* _Your instructions_
All of the records should come back exactly as written.

Entries from a dataset of interfaces
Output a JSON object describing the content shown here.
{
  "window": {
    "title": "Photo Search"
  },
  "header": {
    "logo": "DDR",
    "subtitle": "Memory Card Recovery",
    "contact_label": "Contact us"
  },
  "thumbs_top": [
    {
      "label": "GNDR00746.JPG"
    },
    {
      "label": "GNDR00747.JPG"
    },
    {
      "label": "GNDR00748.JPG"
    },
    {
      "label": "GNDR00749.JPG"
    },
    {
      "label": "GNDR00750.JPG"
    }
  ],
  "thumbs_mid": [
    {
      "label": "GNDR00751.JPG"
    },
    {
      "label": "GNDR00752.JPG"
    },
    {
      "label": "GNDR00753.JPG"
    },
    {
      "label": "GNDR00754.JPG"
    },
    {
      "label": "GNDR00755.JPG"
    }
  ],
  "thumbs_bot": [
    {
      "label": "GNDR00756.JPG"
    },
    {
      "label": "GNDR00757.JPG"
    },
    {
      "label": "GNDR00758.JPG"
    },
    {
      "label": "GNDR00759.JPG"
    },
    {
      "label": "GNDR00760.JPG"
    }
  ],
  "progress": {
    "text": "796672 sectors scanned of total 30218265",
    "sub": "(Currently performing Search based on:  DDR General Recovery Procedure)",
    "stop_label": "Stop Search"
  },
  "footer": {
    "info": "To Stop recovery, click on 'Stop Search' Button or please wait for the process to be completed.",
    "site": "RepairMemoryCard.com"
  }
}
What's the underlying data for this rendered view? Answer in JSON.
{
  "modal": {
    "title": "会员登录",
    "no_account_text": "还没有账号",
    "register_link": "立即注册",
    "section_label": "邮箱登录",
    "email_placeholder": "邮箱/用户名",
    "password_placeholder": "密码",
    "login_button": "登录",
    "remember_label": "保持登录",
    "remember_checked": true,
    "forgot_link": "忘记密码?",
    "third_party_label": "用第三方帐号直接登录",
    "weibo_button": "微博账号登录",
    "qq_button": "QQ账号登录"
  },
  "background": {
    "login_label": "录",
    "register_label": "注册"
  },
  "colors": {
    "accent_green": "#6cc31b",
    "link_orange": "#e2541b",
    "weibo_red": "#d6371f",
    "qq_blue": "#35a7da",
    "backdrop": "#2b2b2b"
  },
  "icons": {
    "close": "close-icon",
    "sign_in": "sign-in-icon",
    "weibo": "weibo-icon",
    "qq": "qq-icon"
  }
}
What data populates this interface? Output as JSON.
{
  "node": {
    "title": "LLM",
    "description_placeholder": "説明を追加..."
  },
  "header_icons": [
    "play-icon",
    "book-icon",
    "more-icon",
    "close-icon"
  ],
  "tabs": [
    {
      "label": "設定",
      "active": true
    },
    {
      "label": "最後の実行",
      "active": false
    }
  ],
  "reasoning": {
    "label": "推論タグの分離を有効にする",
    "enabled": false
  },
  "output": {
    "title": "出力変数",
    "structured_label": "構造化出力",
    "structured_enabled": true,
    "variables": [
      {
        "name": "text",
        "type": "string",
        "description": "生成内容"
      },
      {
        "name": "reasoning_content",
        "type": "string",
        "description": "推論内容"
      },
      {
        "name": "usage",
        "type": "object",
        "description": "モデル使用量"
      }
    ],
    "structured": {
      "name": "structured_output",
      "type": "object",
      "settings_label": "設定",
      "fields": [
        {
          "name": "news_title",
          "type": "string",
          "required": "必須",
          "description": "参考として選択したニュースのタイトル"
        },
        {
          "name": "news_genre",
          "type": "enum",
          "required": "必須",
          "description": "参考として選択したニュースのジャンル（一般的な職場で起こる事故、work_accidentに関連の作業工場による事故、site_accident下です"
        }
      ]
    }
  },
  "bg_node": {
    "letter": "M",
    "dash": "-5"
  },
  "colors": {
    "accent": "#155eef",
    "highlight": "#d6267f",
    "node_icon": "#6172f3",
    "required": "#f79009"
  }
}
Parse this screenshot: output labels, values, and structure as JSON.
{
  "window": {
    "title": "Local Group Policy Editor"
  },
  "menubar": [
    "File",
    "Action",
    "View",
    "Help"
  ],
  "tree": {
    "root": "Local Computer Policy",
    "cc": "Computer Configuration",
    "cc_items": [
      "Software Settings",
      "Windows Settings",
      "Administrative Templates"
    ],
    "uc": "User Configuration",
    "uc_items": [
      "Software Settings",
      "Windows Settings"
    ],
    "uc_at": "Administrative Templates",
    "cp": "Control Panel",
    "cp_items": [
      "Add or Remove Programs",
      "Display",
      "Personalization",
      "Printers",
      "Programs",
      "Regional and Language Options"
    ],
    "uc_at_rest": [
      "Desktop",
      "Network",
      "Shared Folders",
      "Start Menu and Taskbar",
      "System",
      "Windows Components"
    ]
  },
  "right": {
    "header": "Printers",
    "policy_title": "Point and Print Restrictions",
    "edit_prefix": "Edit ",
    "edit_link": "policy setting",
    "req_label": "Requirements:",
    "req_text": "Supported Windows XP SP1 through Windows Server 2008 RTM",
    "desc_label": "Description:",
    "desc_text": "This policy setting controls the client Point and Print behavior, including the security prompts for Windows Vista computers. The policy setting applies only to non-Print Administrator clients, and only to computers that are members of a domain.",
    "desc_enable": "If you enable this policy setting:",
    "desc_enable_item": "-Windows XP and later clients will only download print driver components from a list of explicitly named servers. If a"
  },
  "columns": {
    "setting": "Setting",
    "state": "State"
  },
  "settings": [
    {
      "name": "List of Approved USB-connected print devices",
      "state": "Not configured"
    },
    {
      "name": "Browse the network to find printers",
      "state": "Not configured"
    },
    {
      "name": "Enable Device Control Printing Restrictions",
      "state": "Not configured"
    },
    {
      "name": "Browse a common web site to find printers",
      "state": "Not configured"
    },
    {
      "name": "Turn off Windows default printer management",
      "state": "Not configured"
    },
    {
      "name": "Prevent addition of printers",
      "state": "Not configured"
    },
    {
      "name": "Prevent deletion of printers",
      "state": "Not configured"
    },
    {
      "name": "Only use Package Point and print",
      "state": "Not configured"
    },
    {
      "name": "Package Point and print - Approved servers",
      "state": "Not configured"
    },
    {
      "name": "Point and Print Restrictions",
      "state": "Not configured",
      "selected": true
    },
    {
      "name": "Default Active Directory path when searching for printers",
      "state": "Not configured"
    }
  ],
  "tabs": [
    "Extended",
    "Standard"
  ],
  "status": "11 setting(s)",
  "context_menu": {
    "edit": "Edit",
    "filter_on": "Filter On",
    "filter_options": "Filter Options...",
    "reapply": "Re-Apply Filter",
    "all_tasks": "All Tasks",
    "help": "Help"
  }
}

* _Task answer_
Output a JSON object describing the content shown here.
{
  "window": {
    "title": "Photo Search"
  },
  "header": {
    "logo": "DDR",
    "subtitle": "Memory Card Recovery",
    "contact_label": "Contact us"
  },
  "thumbs_top": [
    {
      "label": "GNDR00746.JPG"
    },
    {
      "label": "GNDR00747.JPG"
    },
    {
      "label": "GNDR00748.JPG"
    },
    {
      "label": "GNDR00749.JPG"
    },
    {
      "label": "GNDR00750.JPG"
    }
  ],
  "thumbs_mid": [
    {
      "label": "GNDR00751.JPG"
    },
    {
      "label": "GNDR00752.JPG"
    },
    {
      "label": "GNDR00753.JPG"
    },
    {
      "label": "GNDR00754.JPG"
    },
    {
      "label": "GNDR00755.JPG"
    }
  ],
  "thumbs_bot": [
    {
      "label": "GNDR00756.JPG"
    },
    {
      "label": "GNDR00757.JPG"
    },
    {
      "label": "GNDR00758.JPG"
    },
    {
      "label": "GNDR00759.JPG"
    },
    {
      "label": "GNDR00760.JPG"
    }
  ],
  "progress": {
    "text": "796672 sectors scanned of total 30218265",
    "sub": "(Currently performing Search based on:  DDR General Recovery Procedure)",
    "stop_label": "Stop Search"
  },
  "footer": {
    "info": "To Stop recovery, click on 'Stop Search' Button or please wait for the process to be completed.",
    "site": "RepairMemoryCard.com"
  }
}
What's the underlying data for this rendered view? Answer in JSON.
{
  "modal": {
    "title": "会员登录",
    "no_account_text": "还没有账号",
    "register_link": "立即注册",
    "section_label": "邮箱登录",
    "email_placeholder": "邮箱/用户名",
    "password_placeholder": "密码",
    "login_button": "登录",
    "remember_label": "保持登录",
    "remember_checked": true,
    "forgot_link": "忘记密码?",
    "third_party_label": "用第三方帐号直接登录",
    "weibo_button": "微博账号登录",
    "qq_button": "QQ账号登录"
  },
  "background": {
    "login_label": "录",
    "register_label": "注册"
  },
  "colors": {
    "accent_green": "#6cc31b",
    "link_orange": "#e2541b",
    "weibo_red": "#d6371f",
    "qq_blue": "#35a7da",
    "backdrop": "#2b2b2b"
  },
  "icons": {
    "close": "close-icon",
    "sign_in": "sign-in-icon",
    "weibo": "weibo-icon",
    "qq": "qq-icon"
  }
}
What data populates this interface? Output as JSON.
{
  "node": {
    "title": "LLM",
    "description_placeholder": "説明を追加..."
  },
  "header_icons": [
    "play-icon",
    "book-icon",
    "more-icon",
    "close-icon"
  ],
  "tabs": [
    {
      "label": "設定",
      "active": true
    },
    {
      "label": "最後の実行",
      "active": false
    }
  ],
  "reasoning": {
    "label": "推論タグの分離を有効にする",
    "enabled": false
  },
  "output": {
    "title": "出力変数",
    "structured_label": "構造化出力",
    "structured_enabled": true,
    "variables": [
      {
        "name": "text",
        "type": "string",
        "description": "生成内容"
      },
      {
        "name": "reasoning_content",
        "type": "string",
        "description": "推論内容"
      },
      {
        "name": "usage",
        "type": "object",
        "description": "モデル使用量"
      }
    ],
    "structured": {
      "name": "structured_output",
      "type": "object",
      "settings_label": "設定",
      "fields": [
        {
          "name": "news_title",
          "type": "string",
          "required": "必須",
          "description": "参考として選択したニュースのタイトル"
        },
        {
          "name": "news_genre",
          "type": "enum",
          "required": "必須",
          "description": "参考として選択したニュースのジャンル（一般的な職場で起こる事故、work_accidentに関連の作業工場による事故、site_accident下です"
        }
      ]
    }
  },
  "bg_node": {
    "letter": "M",
    "dash": "-5"
  },
  "colors": {
    "accent": "#155eef",
    "highlight": "#d6267f",
    "node_icon": "#6172f3",
    "required": "#f79009"
  }
}
Parse this screenshot: output labels, values, and structure as JSON.
{
  "window": {
    "title": "Local Group Policy Editor"
  },
  "menubar": [
    "File",
    "Action",
    "View",
    "Help"
  ],
  "tree": {
    "root": "Local Computer Policy",
    "cc": "Computer Configuration",
    "cc_items": [
      "Software Settings",
      "Windows Settings",
      "Administrative Templates"
    ],
    "uc": "User Configuration",
    "uc_items": [
      "Software Settings",
      "Windows Settings"
    ],
    "uc_at": "Administrative Templates",
    "cp": "Control Panel",
    "cp_items": [
      "Add or Remove Programs",
      "Display",
      "Personalization",
      "Printers",
      "Programs",
      "Regional and Language Options"
    ],
    "uc_at_rest": [
      "Desktop",
      "Network",
      "Shared Folders",
      "Start Menu and Taskbar",
      "System",
      "Windows Components"
    ]
  },
  "right": {
    "header": "Printers",
    "policy_title": "Point and Print Restrictions",
    "edit_prefix": "Edit ",
    "edit_link": "policy setting",
    "req_label": "Requirements:",
    "req_text": "Supported Windows XP SP1 through Windows Server 2008 RTM",
    "desc_label": "Description:",
    "desc_text": "This policy setting controls the client Point and Print behavior, including the security prompts for Windows Vista computers. The policy setting applies only to non-Print Administrator clients, and only to computers that are members of a domain.",
    "desc_enable": "If you enable this policy setting:",
    "desc_enable_item": "-Windows XP and later clients will only download print driver components from a list of explicitly named servers. If a"
  },
  "columns": {
    "setting": "Setting",
    "state": "State"
  },
  "settings": [
    {
      "name": "List of Approved USB-connected print devices",
      "state": "Not configured"
    },
    {
      "name": "Browse the network to find printers",
      "state": "Not configured"
    },
    {
      "name": "Enable Device Control Printing Restrictions",
      "state": "Not configured"
    },
    {
      "name": "Browse a common web site to find printers",
      "state": "Not configured"
    },
    {
      "name": "Turn off Windows default printer management",
      "state": "Not configured"
    },
    {
      "name": "Prevent addition of printers",
      "state": "Not configured"
    },
    {
      "name": "Prevent deletion of printers",
      "state": "Not configured"
    },
    {
      "name": "Only use Package Point and print",
      "state": "Not configured"
    },
    {
      "name": "Package Point and print - Approved servers",
      "state": "Not configured"
    },
    {
      "name": "Point and Print Restrictions",
      "state": "Not configured",
      "selected": true
    },
    {
      "name": "Default Active Directory path when searching for printers",
      "state": "Not configured"
    }
  ],
  "tabs": [
    "Extended",
    "Standard"
  ],
  "status": "11 setting(s)",
  "context_menu": {
    "edit": "Edit",
    "filter_on": "Filter On",
    "filter_options": "Filter Options...",
    "reapply": "Re-Apply Filter",
    "all_tasks": "All Tasks",
    "help": "Help"
  }
}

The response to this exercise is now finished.